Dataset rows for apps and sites

▼▼▼

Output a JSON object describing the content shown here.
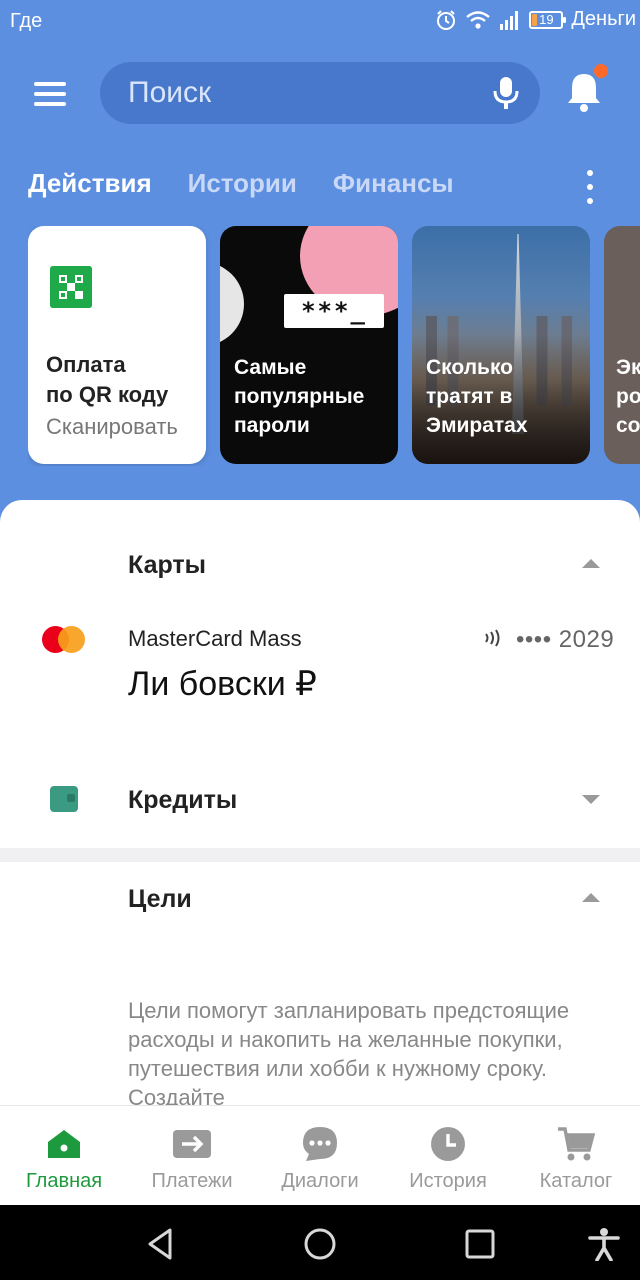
{
  "status_bar": {
    "left_text": "Где",
    "battery": "19",
    "battery_level": 0.19,
    "right_text": "Деньги"
  },
  "header": {
    "search_placeholder": "Поиск",
    "colors": {
      "header_bg": "#5c8fe0",
      "notification_dot": "#ff6a2a"
    }
  },
  "tabs": [
    {
      "label": "Действия",
      "active": true
    },
    {
      "label": "Истории",
      "active": false
    },
    {
      "label": "Финансы",
      "active": false
    }
  ],
  "stories": {
    "qr": {
      "title": "Оплата\nпо QR коду",
      "subtitle": "Сканировать"
    },
    "passwords": {
      "title": "Самые\nпопулярные\nпароли",
      "badge": "***_"
    },
    "emirates": {
      "title": "Сколько\nтратят в\nЭмиратах"
    },
    "partial": {
      "title": "Эк\nро\nсо"
    }
  },
  "cards_section": {
    "title": "Карты",
    "card": {
      "name": "MasterCard Mass",
      "balance": "Ли бовски ₽",
      "number": "•••• 2029"
    }
  },
  "credits_section": {
    "title": "Кредиты"
  },
  "goals_section": {
    "title": "Цели",
    "description": "Цели помогут запланировать предстоящие расходы и накопить на желанные покупки, путешествия или хобби к нужному сроку. Создайте"
  },
  "bottom_nav": [
    {
      "label": "Главная",
      "icon": "home-icon",
      "active": true
    },
    {
      "label": "Платежи",
      "icon": "transfer-icon",
      "active": false
    },
    {
      "label": "Диалоги",
      "icon": "chat-icon",
      "active": false
    },
    {
      "label": "История",
      "icon": "clock-icon",
      "active": false
    },
    {
      "label": "Каталог",
      "icon": "cart-icon",
      "active": false
    }
  ],
  "colors": {
    "accent_green": "#1e9a3e",
    "mastercard_red": "#eb001b",
    "mastercard_orange": "#f79e1b"
  }
}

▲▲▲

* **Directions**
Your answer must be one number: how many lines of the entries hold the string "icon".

* **Exercise solution**
5